Kremlin budget policy affirms confidence in Russian economy
The Russian government has asked the Ministry of Finance to work out a budget from 2017-2019. The return to a three-year budget is seen as a sign of confidence that the Russian economy has stabilized following the effects of international sanctions and falling oil prices.
Russia had three-year budgets from 2007 until 2015 before switching to annual budget planning because of the acute drop in oil prices and uncertainty in the global financial markets.
According to business daily Kommersant, the three-year budget is already being prepared, and the ministries should propose preliminary calculations by March-April this year.
The budget for 2017-2019 is likely to be linked with corrections to the 2016 budget in April-May. By September 21 the Ministry of Finance will submit a final version to the government along with a draft budget forecast until 2030.
Russia switched to long-term budget plan in 2007 when it approved the financial plan for 2008-2010. According to Aleksey Kudrin, who was the finance minister at the time, a three-year budget should help to reduce the economy's dependence on oil and gas. In March 2009, the government temporarily abandoned this scheme and returned to a one-year budget in the aftermath of 2008 global crisis.
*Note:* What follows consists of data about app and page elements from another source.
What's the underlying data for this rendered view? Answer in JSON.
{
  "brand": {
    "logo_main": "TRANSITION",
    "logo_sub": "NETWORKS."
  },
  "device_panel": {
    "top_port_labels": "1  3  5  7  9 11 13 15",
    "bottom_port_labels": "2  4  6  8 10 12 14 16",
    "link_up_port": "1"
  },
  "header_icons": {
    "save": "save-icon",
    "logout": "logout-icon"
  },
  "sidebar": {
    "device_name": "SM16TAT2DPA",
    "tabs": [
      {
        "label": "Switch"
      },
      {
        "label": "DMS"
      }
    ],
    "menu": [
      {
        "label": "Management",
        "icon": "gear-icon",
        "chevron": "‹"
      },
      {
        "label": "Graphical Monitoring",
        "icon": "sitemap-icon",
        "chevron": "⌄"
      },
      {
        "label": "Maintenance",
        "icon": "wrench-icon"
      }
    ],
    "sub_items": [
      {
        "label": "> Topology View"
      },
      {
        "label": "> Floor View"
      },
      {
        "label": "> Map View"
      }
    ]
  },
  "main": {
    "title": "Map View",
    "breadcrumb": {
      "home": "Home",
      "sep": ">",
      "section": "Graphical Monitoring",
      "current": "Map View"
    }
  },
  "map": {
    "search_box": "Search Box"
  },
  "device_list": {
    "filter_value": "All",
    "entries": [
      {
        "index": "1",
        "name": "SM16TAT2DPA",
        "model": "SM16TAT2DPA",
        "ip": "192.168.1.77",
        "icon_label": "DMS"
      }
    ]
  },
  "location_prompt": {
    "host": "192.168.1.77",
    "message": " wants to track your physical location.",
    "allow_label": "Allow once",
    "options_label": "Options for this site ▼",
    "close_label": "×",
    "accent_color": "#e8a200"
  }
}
In 2015, collapsing oil prices forced the Kremlin to go back to one-year planning. This year, crude prices rebounded after hitting lows of $27 per barrel in January, reaching $40 per barrel in March.